Setting the Stage: Educating Students To Stay With it for the Long Haul.
A student signs up for lessons. He and his family are super enthused.
“He’s so naturally musical,” his proud parents tell you at his first lesson.
“He practices all the time. We don’t even have to ask him!” his parents marvel two months in.
And then…maybe in 6 months, maybe in a few years, there’s the all too familiar…
“Getting him to practice is such a fight.”
“He’s so busy with sports and school work, it’s hard to find time to practice.”
“I’m tired of battling him to practice. We’re going to take a few years off from piano and see where things go.”
How do we, as teachers and studio owners, stop this from happening? While certainly there will be counsel and encouragement needed throughout the students years of instruction, I believe that setting the stage before a student even begins lessons can be the most effective in combating the above scenario from playing out.Educating parents from the get-go about the unique commitment and time involved in learning a lesson is key. Here are a few important things to convey (from my perspective as a music teacher and a parent!).
Music is a long-term commitment. This is different than most after-school activities. My 6-year-old will play T-ball for a season, or take a package of six swim lessons, and then it is over and she can either rest and relax or move onto the next thing. When I signed her up for ukulele lessons, though, I explained to her that this is different, “We’re not quitting after a couple of months. We’re in this for the long haul.” There have been ups and downs, but we never even discuss the possibility of taking a break or stopping lessons. It’s not up for negotiation.
Practicing is a priority, and something the parent needs to be involved with. If your child practices on his own from the get-go, which he likely will because he is excited, that’s wonderful. But this will pass. Working with your child to set up a practice schedule from the beginning is SO IMPORTANT. I cannot emphasize this enough.
I know kids these days are super busy. While music lessons are a priority in our family — and we often don’t enroll in many after school activities for that reason — not every family feels this way. Sometimes my students will come in and list off every single thing they had going on during the week in an effort to convey to me why they didn’t have time to practice. And while I sympathize with a busy schedule, I always tell them that despite the many activities they have, they still are expected to carve out ten minutes of time. THAT’S IT. Ten minutes. Parents — this is not up to your students. This time to set aside for practicing is up to you!
At our house, practicing piano is one of my daughter’s daily chores. She doesn’t earn her allowance at the end of the week if she skips out on her chores — whether it’s not making the bed or practicing the piano. Because of her young age, I sit down with her to practice. We do it either immediately after school, or if she’s too tired, right before bedtime. No excuses. And the cool thing is, because she sees how quickly she progresses and how much more she learns when she practices, it’s rarely a battle. It’s simply part of life as she knows it.
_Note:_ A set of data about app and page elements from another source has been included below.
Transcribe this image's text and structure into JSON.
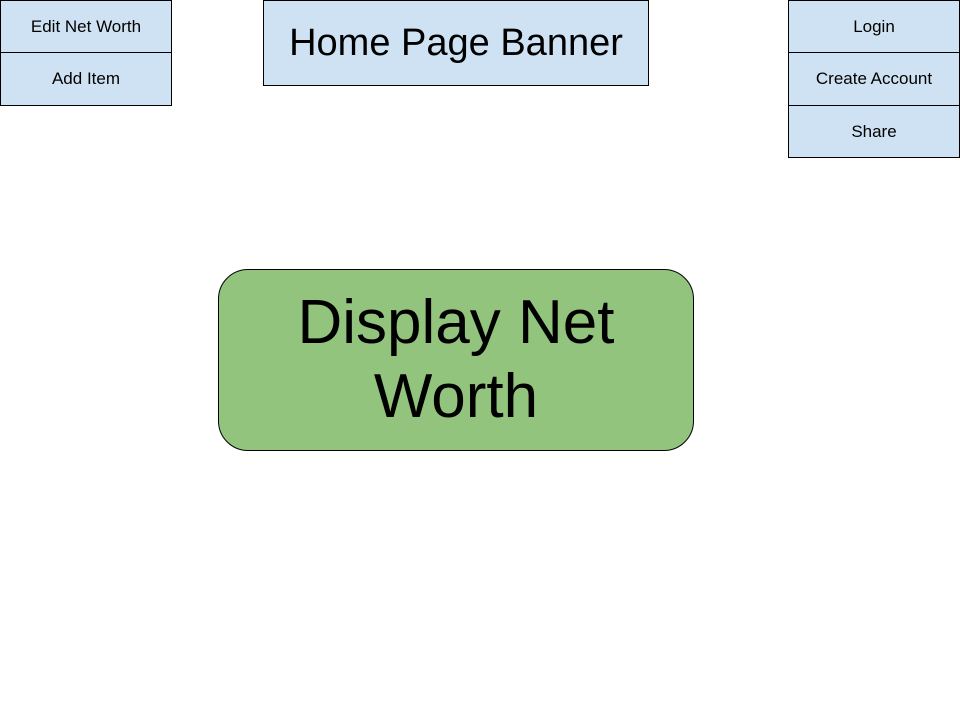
{
  "left_menu": {
    "edit_net_worth_label": "Edit Net Worth",
    "add_item_label": "Add Item"
  },
  "header": {
    "banner_text": "Home Page Banner"
  },
  "right_menu": {
    "login_label": "Login",
    "create_account_label": "Create Account",
    "share_label": "Share"
  },
  "main": {
    "display_text": "Display Net Worth"
  },
  "colors": {
    "button_fill": "#cfe2f3",
    "display_fill": "#93c47d",
    "border": "#000000",
    "background": "#ffffff"
  }
}
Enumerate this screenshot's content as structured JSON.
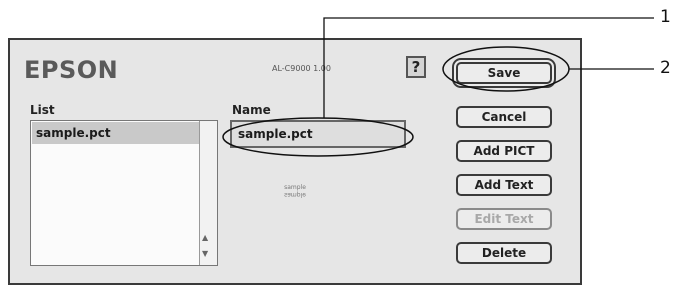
{
  "dialog": {
    "brand": "EPSON",
    "model": "AL-C9000 1.00",
    "help_label": "?",
    "list_label": "List",
    "name_label": "Name",
    "list_items": [
      "sample.pct"
    ],
    "name_value": "sample.pct",
    "preview_text": "sample"
  },
  "buttons": {
    "save": "Save",
    "cancel": "Cancel",
    "add_pict": "Add PICT",
    "add_text": "Add Text",
    "edit_text": "Edit Text",
    "delete": "Delete"
  },
  "callouts": {
    "one": "1",
    "two": "2"
  }
}
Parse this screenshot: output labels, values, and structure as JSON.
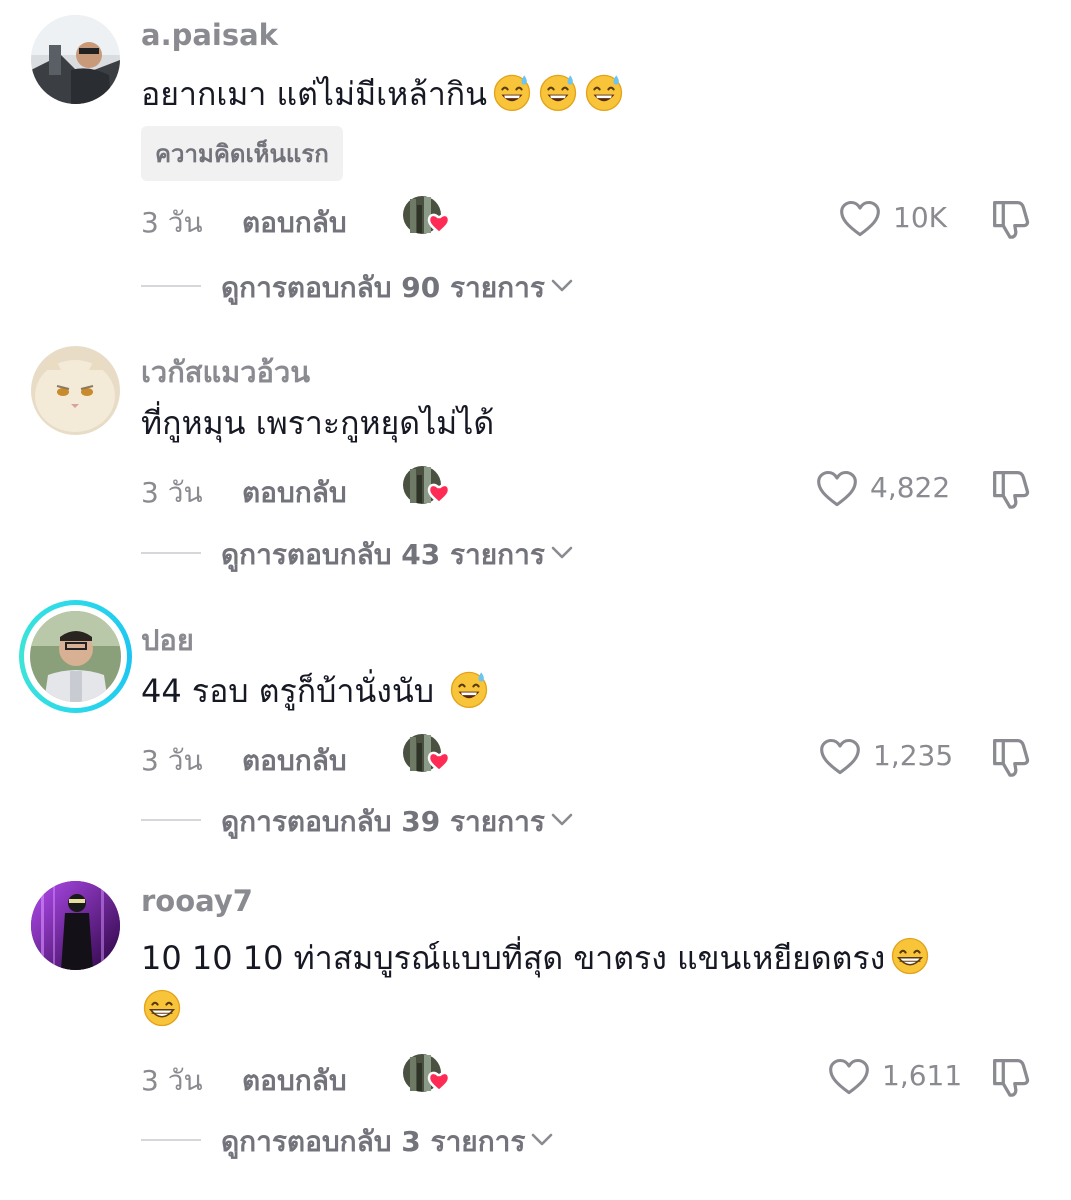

Your child will struggle, and that’s okay. One of the things I love about music lessons isn’t just that my daughter comes out of it learning how to play really cool pieces. She also happens to be a perfectionist who cries if she doesn’t get something right away. This can often make practicing super frustrating FOR ME (not just her!). But, she has had to learn that it’s okay to make mistakes and to be frustrated and to take awhile to master a song, and she has become so much better and being patient with herself and understanding the value of hard work. And if I let her quit because she was frustrated and I was frustrated, I would be robbing her of learning that important life lesson.
See the big picture. Your child is not capable of understanding what it really means when he gives up music lessons. But you are. Perhaps you were a student who quit after a few years, and have always lamented that you didn’t stick with it longer. I can’t tell you how many parents have expressed a deep regret at never learning — or not studying long enough — an instrument. You are the wise adult who can fully comprehend what that means. Even though it may feel like a battle to get your child to stick with it, I promise you, it is a battle worth fighting.
Your child will thank you for it.